James Durham, born a slave in 1762, buys his freedom and begins his own medical practice in New Orleans, becoming the first African-American doctor in the United States. James McCune Smith wasn't just any doctor. He was the first African-American to obtain a medical degree, educated at the University of Glasgow in the 1830s, when no American university would admit it. For this pioneering achievement alone, Smith deserves greater appreciation.
James McCune Smith, MD, was a man of the first. In 1837, he became the first African-American to receive a medical degree, although he had to enroll in the Medical School of the University of Glasgow due to racist admission practices at the University of Glasgow. And that was far from his only groundbreaking achievement. He was also the first black person to own and operate a pharmacy in the United States and the first black doctor published in the U.S.
UU. James McCune Smith was the first African-American to receive a doctorate in medicine from a university. Born in 1813 to a poor fugitive slave from South Carolina who had escaped to New York City, he went on to attend the University of Glasgow during the 1830s. When he returned to the United States, he became a prominent black doctor, a tireless abolitionist, activist and journalist.
James McCune Smith (1813 - 1886) James McCune Smith was the first African American to obtain a medical degree and practice medicine in the United States. He was also the first to own and operate a pharmacy, in New York City. Smith was born on April 18, 1813 in New York City to parents who were former slaves.

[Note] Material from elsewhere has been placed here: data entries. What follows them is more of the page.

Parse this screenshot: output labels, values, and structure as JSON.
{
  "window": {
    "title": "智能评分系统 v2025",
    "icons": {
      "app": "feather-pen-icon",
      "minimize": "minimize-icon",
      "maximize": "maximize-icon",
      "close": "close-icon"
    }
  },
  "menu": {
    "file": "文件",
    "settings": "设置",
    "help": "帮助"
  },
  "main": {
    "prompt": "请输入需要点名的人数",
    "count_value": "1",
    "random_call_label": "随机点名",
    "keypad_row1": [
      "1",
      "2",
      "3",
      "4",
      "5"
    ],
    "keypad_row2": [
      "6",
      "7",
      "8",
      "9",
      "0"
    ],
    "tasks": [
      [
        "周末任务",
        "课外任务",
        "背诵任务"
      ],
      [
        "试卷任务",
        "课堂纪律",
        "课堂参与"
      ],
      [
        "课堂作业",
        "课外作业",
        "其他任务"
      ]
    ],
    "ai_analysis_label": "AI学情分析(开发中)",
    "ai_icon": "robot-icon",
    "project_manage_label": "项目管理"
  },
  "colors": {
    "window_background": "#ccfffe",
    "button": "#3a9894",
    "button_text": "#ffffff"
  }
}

The New York Emancipation Act freed his father and his mother came out of slavery.
Smith began his education at the Free African School in New York City, but soon discovered that he couldn't go any further in the U.S. John and Briny were born in Troup County, Georgia, to former slaves turned sharecroppers. His father wanted the brothers to be sharecroppers as well. But when John was around 12 years old, the first “doctor of color,” as announced in an 1881 edition of the LaGrange Reporter newspaper, moved to the city.

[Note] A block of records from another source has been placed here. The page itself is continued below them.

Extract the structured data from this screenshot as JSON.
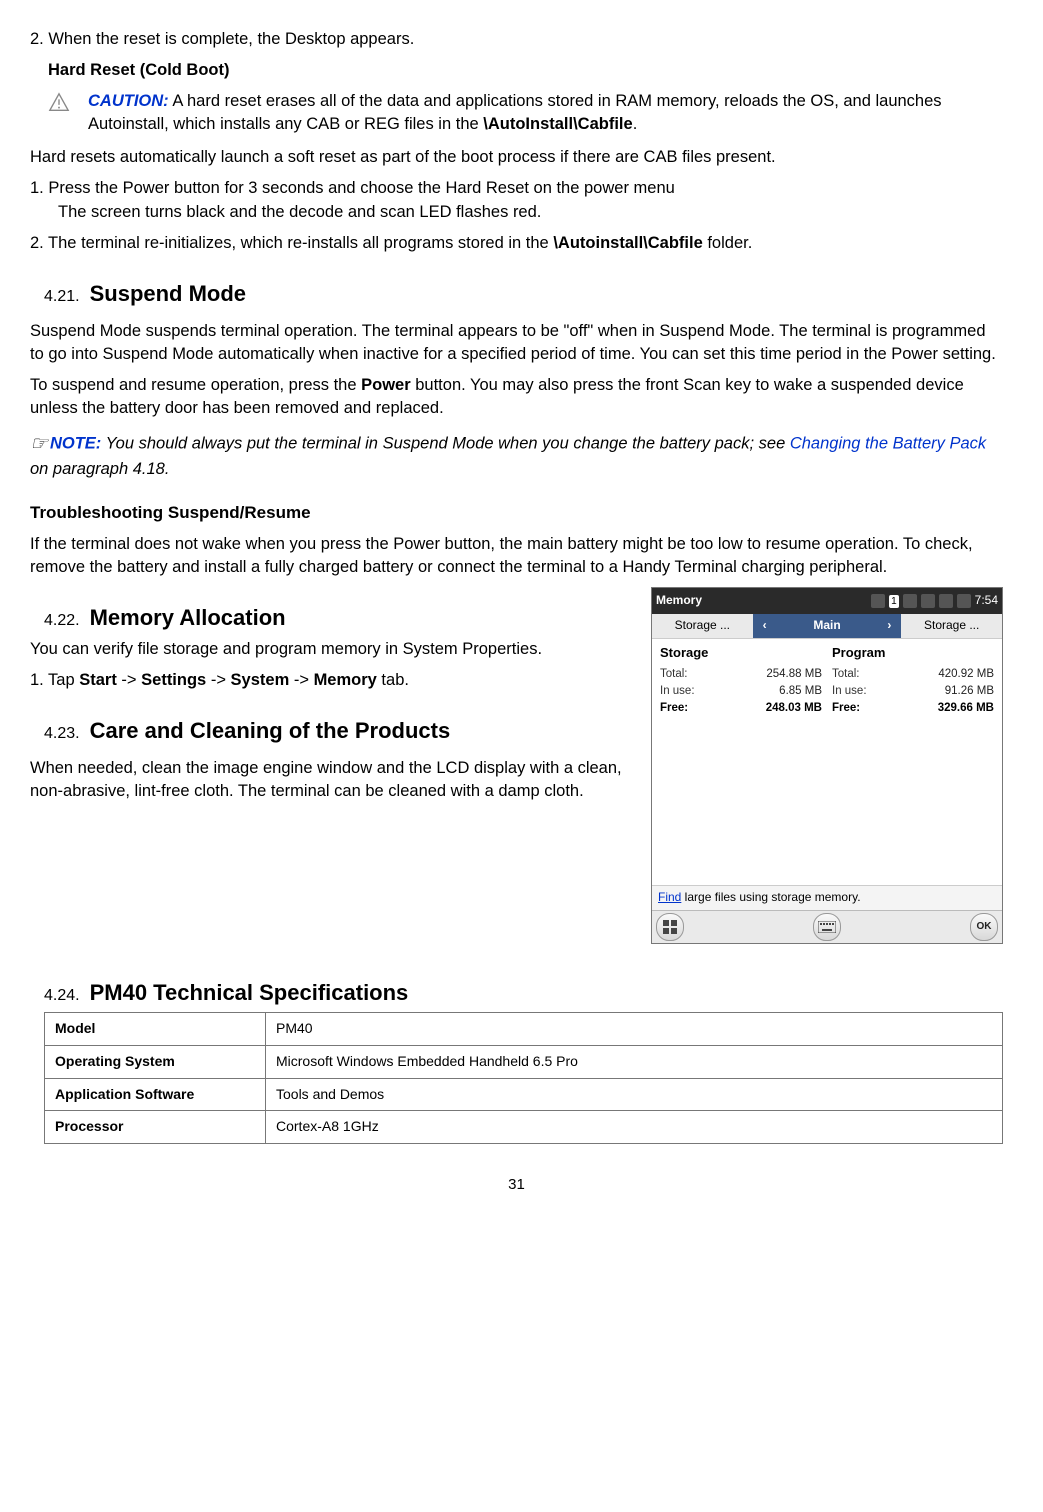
{
  "step2_reset_complete": "2. When the reset is complete, the Desktop appears.",
  "hard_reset_heading": "Hard Reset (Cold Boot)",
  "caution_label": "CAUTION:",
  "caution_text": " A hard reset erases all of the data and applications stored in RAM memory, reloads the OS, and launches Autoinstall, which installs any CAB or REG files in the ",
  "caution_path": "\\AutoInstall\\Cabfile",
  "caution_period": ".",
  "hard_reset_p1": "Hard resets automatically launch a soft reset as part of the boot process if there are CAB files present.",
  "hard_reset_step1_a": "1. Press the Power button for 3 seconds and choose the Hard Reset on the power menu ",
  "hard_reset_step1_b": "The screen turns black and the decode and scan LED flashes red.",
  "hard_reset_step2_a": "2. The terminal re-initializes, which re-installs all programs stored in the ",
  "hard_reset_step2_b": "\\Autoinstall\\Cabfile",
  "hard_reset_step2_c": " folder.",
  "sec_421_num": "4.21.",
  "sec_421_title": "Suspend Mode",
  "sec_421_p1": "Suspend Mode suspends terminal operation. The terminal appears to be \"off\" when in Suspend Mode. The terminal is programmed to go into Suspend Mode automatically when inactive for a specified period of time. You can set this time period in the Power setting.",
  "sec_421_p2_a": "To suspend and resume operation, press the ",
  "sec_421_p2_b": "Power",
  "sec_421_p2_c": " button. You may also press the front Scan key to wake a suspended device unless the battery door has been removed and replaced.",
  "note_label": "NOTE:",
  "note_text_a": " You should always put the terminal in Suspend Mode when you change the battery pack; see ",
  "note_link": "Changing the Battery Pack",
  "note_text_b": " on paragraph 4.18.",
  "troubleshoot_heading": "Troubleshooting Suspend/Resume",
  "troubleshoot_p": "If the terminal does not wake when you press the Power button, the main battery might be too low to resume operation. To check, remove the battery and install a fully charged battery or connect the terminal to a Handy Terminal charging peripheral.",
  "sec_422_num": "4.22.",
  "sec_422_title": "Memory Allocation",
  "sec_422_p1": "You can verify file storage and program memory in System Properties.",
  "sec_422_step_a": "1. Tap ",
  "sec_422_start": "Start",
  "sec_422_arrow": " -> ",
  "sec_422_settings": "Settings",
  "sec_422_system": "System",
  "sec_422_memory": "Memory",
  "sec_422_step_b": " tab.",
  "sec_423_num": "4.23.",
  "sec_423_title": "Care and Cleaning of the Products",
  "sec_423_p": "When needed, clean the image engine window and the LCD display with a clean, non-abrasive, lint-free cloth. The terminal can be cleaned with a damp cloth.",
  "sec_424_num": "4.24.",
  "sec_424_title": "PM40 Technical Specifications",
  "specs": {
    "model_k": "Model",
    "model_v": "PM40",
    "os_k": "Operating System",
    "os_v": "Microsoft Windows Embedded Handheld 6.5 Pro",
    "app_k": "Application Software",
    "app_v": "Tools and Demos",
    "proc_k": "Processor",
    "proc_v": "Cortex-A8 1GHz"
  },
  "page_number": "31",
  "wm": {
    "title": "Memory",
    "time": "7:54",
    "tab_left": "Storage ...",
    "tab_main": "Main",
    "tab_right": "Storage ...",
    "storage_title": "Storage",
    "program_title": "Program",
    "lbl_total": "Total:",
    "lbl_inuse": "In use:",
    "lbl_free": "Free:",
    "storage_total": "254.88 MB",
    "storage_inuse": "6.85 MB",
    "storage_free": "248.03 MB",
    "program_total": "420.92 MB",
    "program_inuse": "91.26 MB",
    "program_free": "329.66 MB",
    "link_find": "Find",
    "link_rest": " large files using storage memory.",
    "ok": "OK"
  }
}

The man, Edward Ramsey, was a native son whose father, a “mulatto”, had sent him to Nashville to medical school. Although there weren't many African Americans in Glasgow, black writers had been operating in Britain since the 1770s. These facts show that within 15 years after becoming a Free State, part of New York's free black population has improved the proportion of its mortality by 13.28%, a fact unparalleled in the history of any people. In 1864, after years as a nurse, Rebecca Lee Crumpler became the first black woman in the United States to receive a medical doctor's degree.
Released by the New York Emancipation Act of 1827, and after graduating with honors from the African Free School at age 15, the following year, Smith was an apprentice blacksmith, while continuing his studies with area ministers. In 1895, he helped organize the National Medical Association for black professionals, who were excluded from the American Medical Association. Opposing the emigration of free black Americans to other countries, Smith believed that native Americans had the right to live in the United States and claim their land for their work and birth. When he returned to the United States, Smith was welcomed by a hero from New York's black community.
In 1840, Smith wrote the first known case report to a black doctor, entitled Case of Ptyalism with fatal termination, which his associate, Dr. With his title mocking phrenology's attempts to diminish the value of African Americans, Smith paints worthy portraits of ordinary black people, a black man in boots, a washerman as examples of the unique personalities inherent in every human being. The census showed that blacks in the north had high rates of insanity and mortality, Smith replied with a masterful article. In July 1863, during the recruitment riots in Manhattan, Irish rioters attacked blacks all over the city and set fire to the orphan's asylum.
When the federal government used data from the 1840 census to argue that emancipated blacks in the North, compared to those still enslaved, were “more prone to vice and pauperism, accompanied by the bodily and mental effects that caused them deafness, blindness, insanity and idiocy, Smith mounted a campaign to refute the claim. In 1975, he became the founding dean of what became the Morehouse School of Medicine, the first predominantly black medical school opened in the United States in the 20th century. Numerous buildings had been destroyed in their former neighborhoods, and an estimated 100 blacks died in the riots. He was also the first black person to own and operate a pharmacy in the United States and the first black doctor to be published in U.